§ Task prompt
Once you have read the data below, write it all out exactly.

>>>

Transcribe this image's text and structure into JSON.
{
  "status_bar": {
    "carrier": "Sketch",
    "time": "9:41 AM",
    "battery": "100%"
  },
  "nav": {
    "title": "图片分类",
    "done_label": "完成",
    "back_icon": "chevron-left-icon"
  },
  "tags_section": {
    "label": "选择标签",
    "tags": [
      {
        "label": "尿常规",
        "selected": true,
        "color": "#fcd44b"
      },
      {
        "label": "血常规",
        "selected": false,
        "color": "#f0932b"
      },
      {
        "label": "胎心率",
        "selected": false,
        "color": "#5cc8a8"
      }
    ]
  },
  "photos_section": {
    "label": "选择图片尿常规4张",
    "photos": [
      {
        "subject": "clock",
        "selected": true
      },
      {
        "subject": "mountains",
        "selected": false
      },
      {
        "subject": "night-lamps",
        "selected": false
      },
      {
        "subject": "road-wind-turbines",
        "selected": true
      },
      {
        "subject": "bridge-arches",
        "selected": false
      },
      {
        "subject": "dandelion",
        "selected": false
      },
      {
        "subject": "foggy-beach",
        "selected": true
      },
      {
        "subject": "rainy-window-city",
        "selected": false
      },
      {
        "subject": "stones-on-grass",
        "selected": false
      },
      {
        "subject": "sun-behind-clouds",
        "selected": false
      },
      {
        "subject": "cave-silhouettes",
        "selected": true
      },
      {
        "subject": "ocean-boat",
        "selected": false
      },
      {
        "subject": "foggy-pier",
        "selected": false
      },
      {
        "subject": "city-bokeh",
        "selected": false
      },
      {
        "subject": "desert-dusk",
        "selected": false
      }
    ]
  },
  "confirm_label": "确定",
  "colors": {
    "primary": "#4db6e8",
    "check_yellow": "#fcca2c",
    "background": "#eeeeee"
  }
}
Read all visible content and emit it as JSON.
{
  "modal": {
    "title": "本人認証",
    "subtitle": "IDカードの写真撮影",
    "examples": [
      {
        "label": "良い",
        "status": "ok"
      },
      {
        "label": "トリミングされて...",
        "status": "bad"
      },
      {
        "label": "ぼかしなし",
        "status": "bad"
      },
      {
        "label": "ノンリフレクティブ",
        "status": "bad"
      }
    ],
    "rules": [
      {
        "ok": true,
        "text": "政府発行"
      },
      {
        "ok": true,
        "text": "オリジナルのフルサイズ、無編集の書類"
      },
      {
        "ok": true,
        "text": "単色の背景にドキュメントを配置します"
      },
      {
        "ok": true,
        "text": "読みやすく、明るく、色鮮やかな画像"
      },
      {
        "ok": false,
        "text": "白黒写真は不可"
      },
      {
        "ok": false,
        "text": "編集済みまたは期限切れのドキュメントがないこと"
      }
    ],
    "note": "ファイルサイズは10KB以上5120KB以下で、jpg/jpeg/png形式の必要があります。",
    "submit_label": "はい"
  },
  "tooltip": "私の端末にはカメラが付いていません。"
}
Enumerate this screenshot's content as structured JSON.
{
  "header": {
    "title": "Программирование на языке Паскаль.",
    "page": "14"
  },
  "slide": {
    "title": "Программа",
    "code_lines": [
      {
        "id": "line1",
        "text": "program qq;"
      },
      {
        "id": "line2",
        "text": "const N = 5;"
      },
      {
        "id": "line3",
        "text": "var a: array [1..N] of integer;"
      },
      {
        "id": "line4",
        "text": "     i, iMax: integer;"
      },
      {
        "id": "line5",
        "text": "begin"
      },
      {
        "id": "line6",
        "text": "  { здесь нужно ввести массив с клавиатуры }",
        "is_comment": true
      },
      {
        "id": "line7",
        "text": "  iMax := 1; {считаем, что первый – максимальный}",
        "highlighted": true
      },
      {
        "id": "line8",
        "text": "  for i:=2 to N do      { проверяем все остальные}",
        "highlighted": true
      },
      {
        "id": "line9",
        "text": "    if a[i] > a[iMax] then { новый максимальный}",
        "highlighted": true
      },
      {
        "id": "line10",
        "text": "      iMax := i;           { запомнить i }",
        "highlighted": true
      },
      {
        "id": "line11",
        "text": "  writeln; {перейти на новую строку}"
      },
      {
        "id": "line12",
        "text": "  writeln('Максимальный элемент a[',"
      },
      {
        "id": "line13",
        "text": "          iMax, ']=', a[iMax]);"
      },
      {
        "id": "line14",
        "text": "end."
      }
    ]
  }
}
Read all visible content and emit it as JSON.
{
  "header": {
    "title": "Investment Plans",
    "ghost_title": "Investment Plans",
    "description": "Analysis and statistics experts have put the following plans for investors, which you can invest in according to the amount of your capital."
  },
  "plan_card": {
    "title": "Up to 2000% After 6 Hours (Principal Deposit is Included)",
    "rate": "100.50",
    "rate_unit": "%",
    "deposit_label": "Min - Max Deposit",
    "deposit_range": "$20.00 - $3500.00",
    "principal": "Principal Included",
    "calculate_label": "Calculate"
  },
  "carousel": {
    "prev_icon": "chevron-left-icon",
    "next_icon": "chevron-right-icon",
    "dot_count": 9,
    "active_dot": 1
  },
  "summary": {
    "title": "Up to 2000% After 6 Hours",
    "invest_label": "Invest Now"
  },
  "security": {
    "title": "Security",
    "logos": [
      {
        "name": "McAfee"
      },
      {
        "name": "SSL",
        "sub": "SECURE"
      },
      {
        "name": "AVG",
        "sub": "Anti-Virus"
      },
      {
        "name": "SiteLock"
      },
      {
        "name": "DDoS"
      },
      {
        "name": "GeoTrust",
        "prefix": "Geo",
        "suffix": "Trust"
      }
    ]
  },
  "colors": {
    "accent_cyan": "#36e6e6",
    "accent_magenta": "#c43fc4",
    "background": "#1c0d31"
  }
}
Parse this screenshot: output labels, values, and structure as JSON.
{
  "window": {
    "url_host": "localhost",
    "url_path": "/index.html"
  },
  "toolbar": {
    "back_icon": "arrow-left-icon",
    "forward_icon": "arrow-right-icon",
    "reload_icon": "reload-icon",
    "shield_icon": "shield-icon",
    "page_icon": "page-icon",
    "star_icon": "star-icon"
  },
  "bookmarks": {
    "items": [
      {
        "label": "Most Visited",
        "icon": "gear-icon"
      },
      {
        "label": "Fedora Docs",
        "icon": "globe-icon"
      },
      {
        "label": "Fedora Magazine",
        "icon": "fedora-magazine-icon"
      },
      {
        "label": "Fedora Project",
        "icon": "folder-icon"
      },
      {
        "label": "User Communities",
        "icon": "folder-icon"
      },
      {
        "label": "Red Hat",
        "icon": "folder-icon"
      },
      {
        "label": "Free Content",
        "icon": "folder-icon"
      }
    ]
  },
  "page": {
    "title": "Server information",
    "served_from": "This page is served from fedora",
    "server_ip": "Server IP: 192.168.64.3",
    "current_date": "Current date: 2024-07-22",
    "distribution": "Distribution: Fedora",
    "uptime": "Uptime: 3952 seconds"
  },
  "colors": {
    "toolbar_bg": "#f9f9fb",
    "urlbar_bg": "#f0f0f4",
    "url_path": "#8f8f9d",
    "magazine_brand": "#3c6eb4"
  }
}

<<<

§ Solution for this problem
Transcribe this image's text and structure into JSON.
{
  "status_bar": {
    "carrier": "Sketch",
    "time": "9:41 AM",
    "battery": "100%"
  },
  "nav": {
    "title": "图片分类",
    "done_label": "完成",
    "back_icon": "chevron-left-icon"
  },
  "tags_section": {
    "label": "选择标签",
    "tags": [
      {
        "label": "尿常规",
        "selected": true,
        "color": "#fcd44b"
      },
      {
        "label": "血常规",
        "selected": false,
        "color": "#f0932b"
      },
      {
        "label": "胎心率",
        "selected": false,
        "color": "#5cc8a8"
      }
    ]
  },
  "photos_section": {
    "label": "选择图片尿常规4张",
    "photos": [
      {
        "subject": "clock",
        "selected": true
      },
      {
        "subject": "mountains",
        "selected": false
      },
      {
        "subject": "night-lamps",
        "selected": false
      },
      {
        "subject": "road-wind-turbines",
        "selected": true
      },
      {
        "subject": "bridge-arches",
        "selected": false
      },
      {
        "subject": "dandelion",
        "selected": false
      },
      {
        "subject": "foggy-beach",
        "selected": true
      },
      {
        "subject": "rainy-window-city",
        "selected": false
      },
      {
        "subject": "stones-on-grass",
        "selected": false
      },
      {
        "subject": "sun-behind-clouds",
        "selected": false
      },
      {
        "subject": "cave-silhouettes",
        "selected": true
      },
      {
        "subject": "ocean-boat",
        "selected": false
      },
      {
        "subject": "foggy-pier",
        "selected": false
      },
      {
        "subject": "city-bokeh",
        "selected": false
      },
      {
        "subject": "desert-dusk",
        "selected": false
      }
    ]
  },
  "confirm_label": "确定",
  "colors": {
    "primary": "#4db6e8",
    "check_yellow": "#fcca2c",
    "background": "#eeeeee"
  }
}
Read all visible content and emit it as JSON.
{
  "modal": {
    "title": "本人認証",
    "subtitle": "IDカードの写真撮影",
    "examples": [
      {
        "label": "良い",
        "status": "ok"
      },
      {
        "label": "トリミングされて...",
        "status": "bad"
      },
      {
        "label": "ぼかしなし",
        "status": "bad"
      },
      {
        "label": "ノンリフレクティブ",
        "status": "bad"
      }
    ],
    "rules": [
      {
        "ok": true,
        "text": "政府発行"
      },
      {
        "ok": true,
        "text": "オリジナルのフルサイズ、無編集の書類"
      },
      {
        "ok": true,
        "text": "単色の背景にドキュメントを配置します"
      },
      {
        "ok": true,
        "text": "読みやすく、明るく、色鮮やかな画像"
      },
      {
        "ok": false,
        "text": "白黒写真は不可"
      },
      {
        "ok": false,
        "text": "編集済みまたは期限切れのドキュメントがないこと"
      }
    ],
    "note": "ファイルサイズは10KB以上5120KB以下で、jpg/jpeg/png形式の必要があります。",
    "submit_label": "はい"
  },
  "tooltip": "私の端末にはカメラが付いていません。"
}
Enumerate this screenshot's content as structured JSON.
{
  "header": {
    "title": "Программирование на языке Паскаль.",
    "page": "14"
  },
  "slide": {
    "title": "Программа",
    "code_lines": [
      {
        "id": "line1",
        "text": "program qq;"
      },
      {
        "id": "line2",
        "text": "const N = 5;"
      },
      {
        "id": "line3",
        "text": "var a: array [1..N] of integer;"
      },
      {
        "id": "line4",
        "text": "     i, iMax: integer;"
      },
      {
        "id": "line5",
        "text": "begin"
      },
      {
        "id": "line6",
        "text": "  { здесь нужно ввести массив с клавиатуры }",
        "is_comment": true
      },
      {
        "id": "line7",
        "text": "  iMax := 1; {считаем, что первый – максимальный}",
        "highlighted": true
      },
      {
        "id": "line8",
        "text": "  for i:=2 to N do      { проверяем все остальные}",
        "highlighted": true
      },
      {
        "id": "line9",
        "text": "    if a[i] > a[iMax] then { новый максимальный}",
        "highlighted": true
      },
      {
        "id": "line10",
        "text": "      iMax := i;           { запомнить i }",
        "highlighted": true
      },
      {
        "id": "line11",
        "text": "  writeln; {перейти на новую строку}"
      },
      {
        "id": "line12",
        "text": "  writeln('Максимальный элемент a[',"
      },
      {
        "id": "line13",
        "text": "          iMax, ']=', a[iMax]);"
      },
      {
        "id": "line14",
        "text": "end."
      }
    ]
  }
}
Read all visible content and emit it as JSON.
{
  "header": {
    "title": "Investment Plans",
    "ghost_title": "Investment Plans",
    "description": "Analysis and statistics experts have put the following plans for investors, which you can invest in according to the amount of your capital."
  },
  "plan_card": {
    "title": "Up to 2000% After 6 Hours (Principal Deposit is Included)",
    "rate": "100.50",
    "rate_unit": "%",
    "deposit_label": "Min - Max Deposit",
    "deposit_range": "$20.00 - $3500.00",
    "principal": "Principal Included",
    "calculate_label": "Calculate"
  },
  "carousel": {
    "prev_icon": "chevron-left-icon",
    "next_icon": "chevron-right-icon",
    "dot_count": 9,
    "active_dot": 1
  },
  "summary": {
    "title": "Up to 2000% After 6 Hours",
    "invest_label": "Invest Now"
  },
  "security": {
    "title": "Security",
    "logos": [
      {
        "name": "McAfee"
      },
      {
        "name": "SSL",
        "sub": "SECURE"
      },
      {
        "name": "AVG",
        "sub": "Anti-Virus"
      },
      {
        "name": "SiteLock"
      },
      {
        "name": "DDoS"
      },
      {
        "name": "GeoTrust",
        "prefix": "Geo",
        "suffix": "Trust"
      }
    ]
  },
  "colors": {
    "accent_cyan": "#36e6e6",
    "accent_magenta": "#c43fc4",
    "background": "#1c0d31"
  }
}
Parse this screenshot: output labels, values, and structure as JSON.
{
  "window": {
    "url_host": "localhost",
    "url_path": "/index.html"
  },
  "toolbar": {
    "back_icon": "arrow-left-icon",
    "forward_icon": "arrow-right-icon",
    "reload_icon": "reload-icon",
    "shield_icon": "shield-icon",
    "page_icon": "page-icon",
    "star_icon": "star-icon"
  },
  "bookmarks": {
    "items": [
      {
        "label": "Most Visited",
        "icon": "gear-icon"
      },
      {
        "label": "Fedora Docs",
        "icon": "globe-icon"
      },
      {
        "label": "Fedora Magazine",
        "icon": "fedora-magazine-icon"
      },
      {
        "label": "Fedora Project",
        "icon": "folder-icon"
      },
      {
        "label": "User Communities",
        "icon": "folder-icon"
      },
      {
        "label": "Red Hat",
        "icon": "folder-icon"
      },
      {
        "label": "Free Content",
        "icon": "folder-icon"
      }
    ]
  },
  "page": {
    "title": "Server information",
    "served_from": "This page is served from fedora",
    "server_ip": "Server IP: 192.168.64.3",
    "current_date": "Current date: 2024-07-22",
    "distribution": "Distribution: Fedora",
    "uptime": "Uptime: 3952 seconds"
  },
  "colors": {
    "toolbar_bg": "#f9f9fb",
    "urlbar_bg": "#f0f0f4",
    "url_path": "#8f8f9d",
    "magazine_brand": "#3c6eb4"
  }
}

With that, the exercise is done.